On flatter ground, their reduced weight (compared to an equivalent track bike) and their ruggedness make single-speed bikes the ideal partner for commuting. There’s no need to think about shifting gears, they’re also fun to drive, while many riders are drawn to the minimalist aesthetic.

Single speed bikes have fewer parts than standard bikes, so sometimes you can buy more bikes for less money. However, despite their simplicity, there are plenty of options that cater to many different niches.

What is a single-speed bike?

Close-up of the rear hub of a single-speed bike
Speed -500 With Fixwed Dropouts

As the name suggests, single speed bikes have only one gear. The single speed bikes available often use a simple BMX-style freewheel mechanism that bolts to the rear axle. It is also possible to convert most single speed bikes using aftermarket parts.

Single-speed bikes offer many of the same benefits as stationary bikes, but the cycling experience is more traditional (and therefore more beginner-friendly).

What is a fixie?

Chainset of Matthew Loveridge's On-One Pompino fixie
Matthew Loveridge
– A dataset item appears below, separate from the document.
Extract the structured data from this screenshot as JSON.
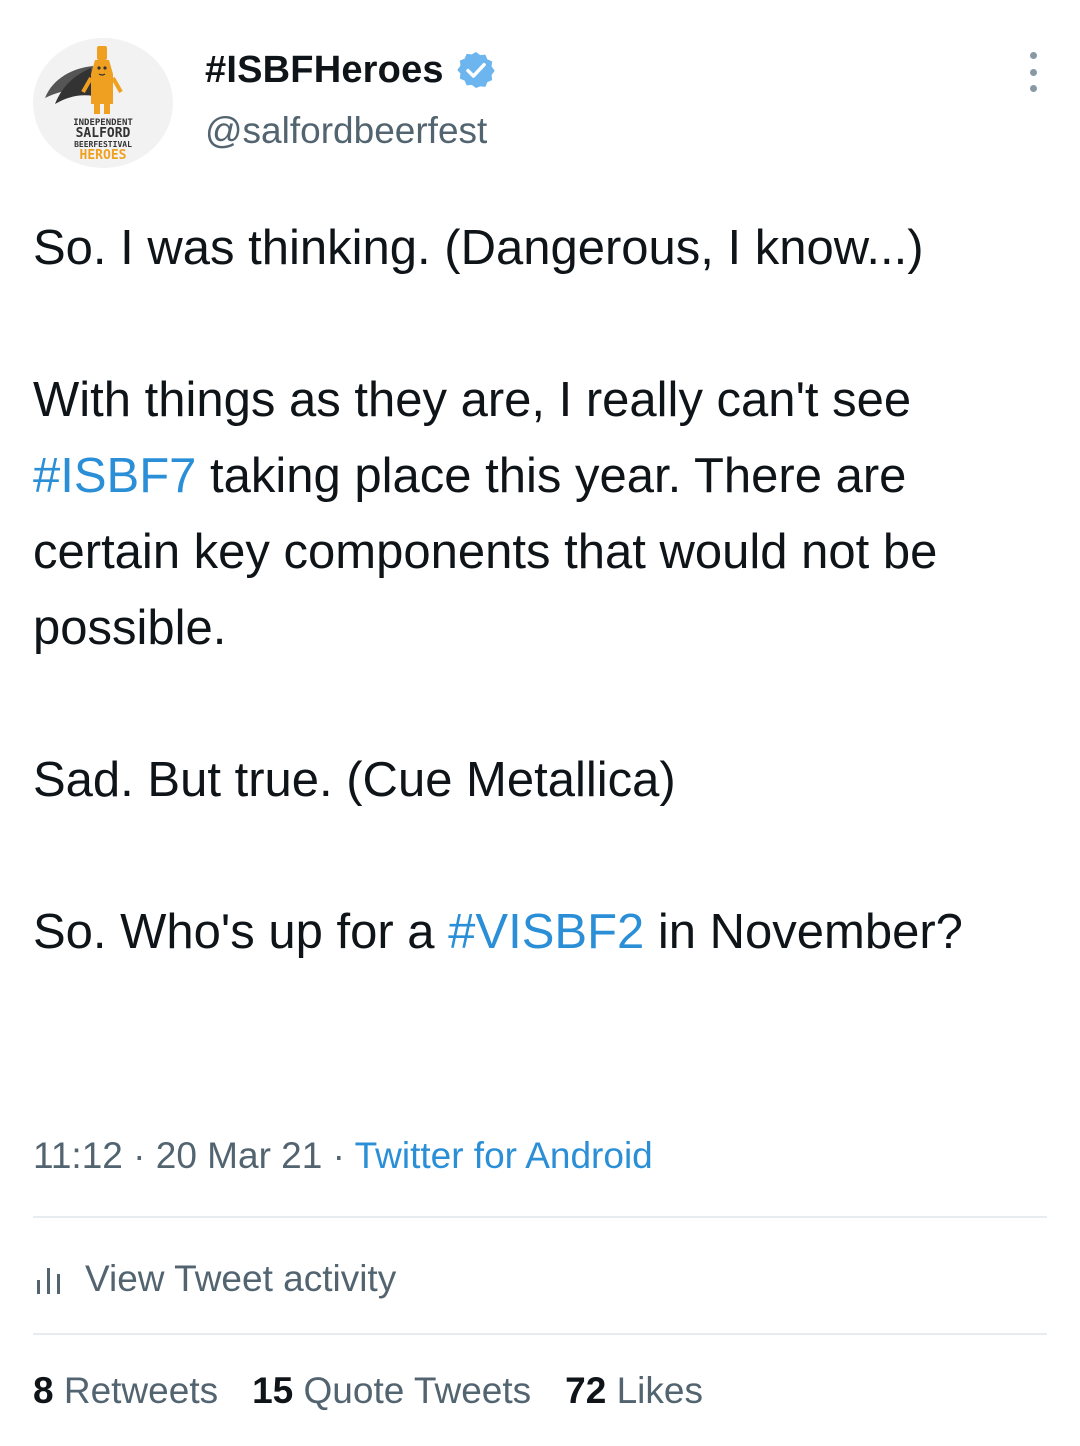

The Fixie, also known as a fixed gear bike or a fixed wheel bike, is the simplest type of bicycle available, without any freewheel mechanism. Technically, a stationary bike is also a single speed bike, but the lack of freewheeling means that if the bike is in motion, your legs have to turn and you can control your speed without the need for a freewheel. touch the brake.

Bicycles used on the track (i.e. on the track) always have a fixed number, but this style of bike is also very popular for commuting and urban commuting, and there are many options on the road. market for city-friendly stationary vehicles.

The process of learning to ride a horse is fixed because you have to train your brain to never stop pedaling. Many cyclists enjoy the experience and feeling of being directly connected to the road. Laws vary by country, but in the UK, a fixie needs only one brake (front) as the direct connection to the rear wheel counts as your second brake.

There is a fixed fad of riding without brakes, but we strongly recommend against doing that because – beyond the legal implications – physics dictates that you can’t stop that fast without front brakes .

Should I buy a fixie? (Or a single-speed?)

Correct! Practical benefits aside, the repair in particular is interesting. Riding the fixed version adds a new dimension to cycling and we recommend everyone to give it a try. Even if the pure stationary bike isn’t for you, the single speed bike has a lot to offer.

We don’t necessarily have to choose a stationary or a single piece of gear for all of our travel – we also love road bikes, gravel bikes and any other type of bike – but for moving around town on a daily basis they are highly recommended.